But this day worked on the imagination of early Christians in fantastic ways. In the Apostles’ Creed is the statement that Jesus “descended into Hell” as it is often translated into English. But in the Greek it is κατελθόντα εἰς τὰ κατώτατα, or “going down into the lowermost parts,” and in Latin something almost identical, descendit ad inferos, or “he descended to the lower ones/places.” This is not necessarily Hell, because such a concept was not fully worked out yet. It was rather the netherworld or underworld of Greco-Roman mythology, the conception of which would eventually provide us with the imagery most commonly associated with Hell.

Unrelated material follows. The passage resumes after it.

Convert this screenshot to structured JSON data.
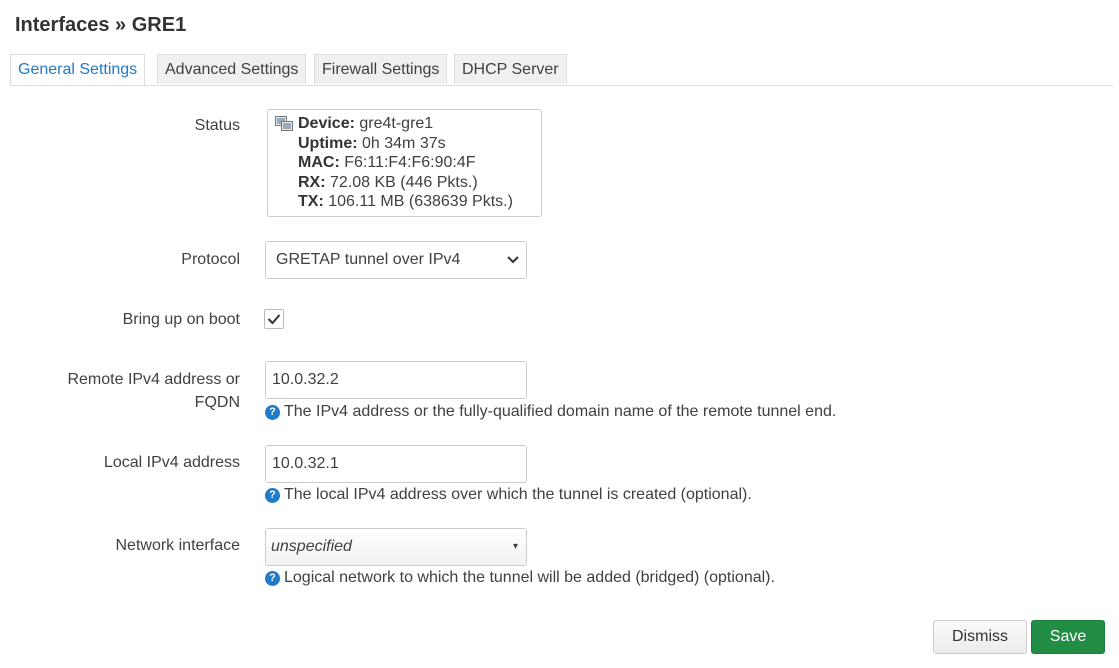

The Gospel of Nicodemus serves as yet another reminder that Christianity arose in the Greco-Roman world, absorbing much of its aesthetic along the way, and passing it to us in a wonderfully blended concoction. It also problematizes present-day visions of the fiery eternal punishment that we are everywhere served up, from the Left Behind series to the disturbing Hell Houses that each Halloween crop up in fundamentalist circles. The truth is that our ideas about Hell are the product of a long process — not a neatly transmitted one — that blended Hebrew, Greek, Roman, and other mythologies. Christians are reinventing them today as much as they did two millennia ago.You can read the column in its entirety here.